Students and faculty wrestle with Hatch’s actions and absence

On Nov. 9, Sexual Assault Awareness Support and Advocacy held a open forum about former Associate Professor of Mathematics Jon Hatch and his departure after being charged with secret peeping and sexual exploitation of a minor. The Guilfordian could not record the meeting as what was said in that circle was confidential.

However, the expressed emotions were similar as the meeting progressed. A general sentiment was that the incident created a gap between Hatch and those who thought he knew who he was.

“What Jon did was, allegedly, seriously egregious,” said Associate Professor of Religious Studies Eric Mortensen in an email interview. “I don’t excuse what Jon did, but he remains, in my world, a fundamentally kind man with excellent ethics and a huge heart.”

“We need to remember that the victim here is not Jonathan,” said Associate Professor of Mathematics Benjamin Marlin in an email interview. “Everything that I’ve heard people say (I had to leave the program early) has been very supportive of him, but we have to remember that he did something wrong.”

The ones who chose to speak at the forum knew what Hatch did was wrong and that it was his fault. Those who knew him well could not believe how someone they considered a mentor and friend could do something like this.

“I did feel a little hurt, in part because of what he had allegedly done and in part because of the tone of the articles (that came out at the time),” said senior Bernard Pellett, commodore of Yachting Club, a club for which Hatch had been a faculty advisor, in an email interview. “It was confusing because different news sites stated different sets of charges. It’s still hard to reconcile this thing he did with what I know of his personality and personal convictions.”

“It hurts, of course,” said Marlin. “And that’s something I don’t think I can explain to anyone who doesn’t already understand it. Unfortunately, I’m afraid that there are a lot of us hurting in the same way.”

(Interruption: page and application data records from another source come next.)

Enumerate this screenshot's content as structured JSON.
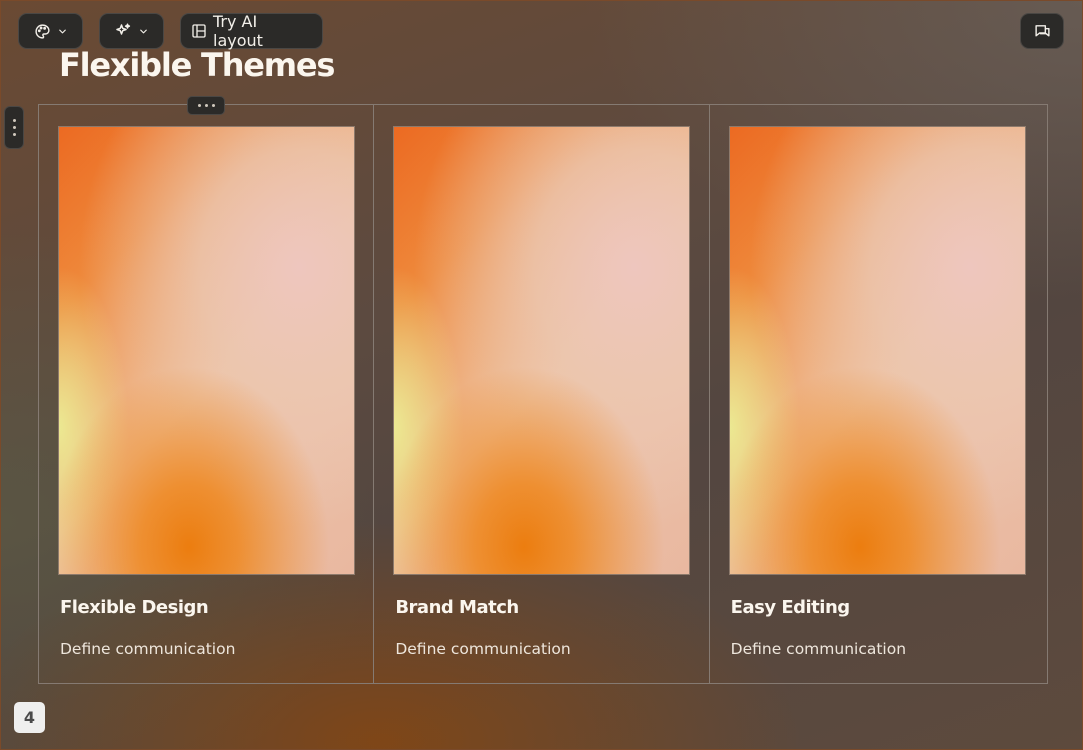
{
  "toolbar": {
    "theme_icon": "palette-icon",
    "ai_icon": "sparkles-icon",
    "layout_icon": "layout-icon",
    "layout_label": "Try AI layout",
    "comment_icon": "comment-icon"
  },
  "slide": {
    "title": "Flexible Themes",
    "cards": [
      {
        "title": "Flexible Design",
        "description": "Define communication"
      },
      {
        "title": "Brand Match",
        "description": "Define communication"
      },
      {
        "title": "Easy Editing",
        "description": "Define communication"
      }
    ]
  },
  "page_number": "4",
  "colors": {
    "background": "#5a4538",
    "toolbar_bg": "#2b2a28",
    "accent_orange": "#ec7a1f",
    "text_light": "#fbf6ee"
  }
}
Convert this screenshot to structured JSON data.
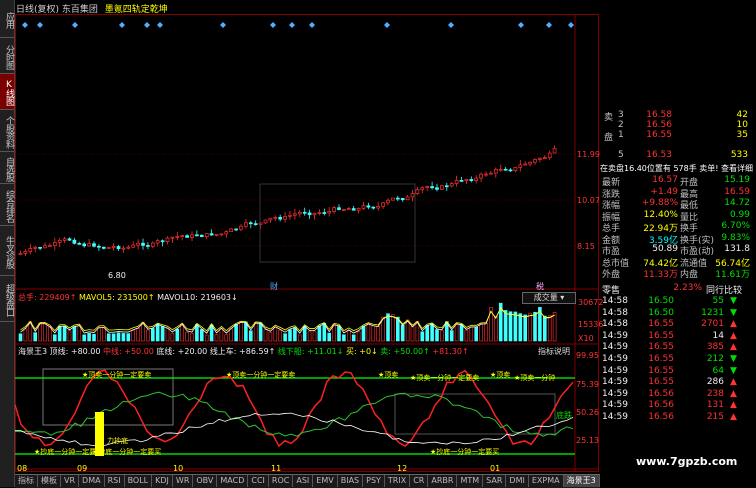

Some people broke into tears at the forum. Some acknowledged that it may have been easy to condemn Hatch based on how he looks.

“Jonathan is a big, sloppy … man,” said Marlin. “People like to believe that those who are unattractive are also evil. People also love to revel in the mistakes and suffering of others. This has all of that rolled up into one.”

Some news sites reporting on the incident show the type of behavior Marlin references in their comments section. One commenter on TrueCrimeReport.com posted, “Yeah, just by looking at the guy, you could tell he was either a serial killer or a pedophile.”

“It is a natural thing to demonize folks whom are convenient anonymous centers of vitriolic magnetism,” said Mortensen. “When you love someone who did something that hurt others, you have to struggle … to both prioritize hope and health for the victim, while maintaining your love for someone you know to be a fundamentally kind person.”

For the most part, the circle of 50 students, professors, and alumni felt that the incident did not make Hatch less of a human being.

“Jon cares a ton about this community,” said Mortensen. “And I’m glad to see the community coming together to try to wrestle with and digest what Jon is alleged to have done, and to move forward in a way that is best for the community.”

Another sentiment was to not lose sight of the victim in discussing the incident.

“It’s hard to say anything about the victim, since we don’t know anything about her except that she had been a student of Jon’s for a long time,” said Pellett. “My heart goes out to her, of course. I wish her the best in terms of dealing with it.”

As hard as it may be to forgive Hatch for what he did, Marlin believes that this should not hinder trust held within current and future relationships.

“We must not allow ourselves to collapse in and become hard and jaded from this,” said Marlin. “If you never risk yourself, you may reduce your chance of being hurt. But you will also miss so many opportunities for friendship and love.”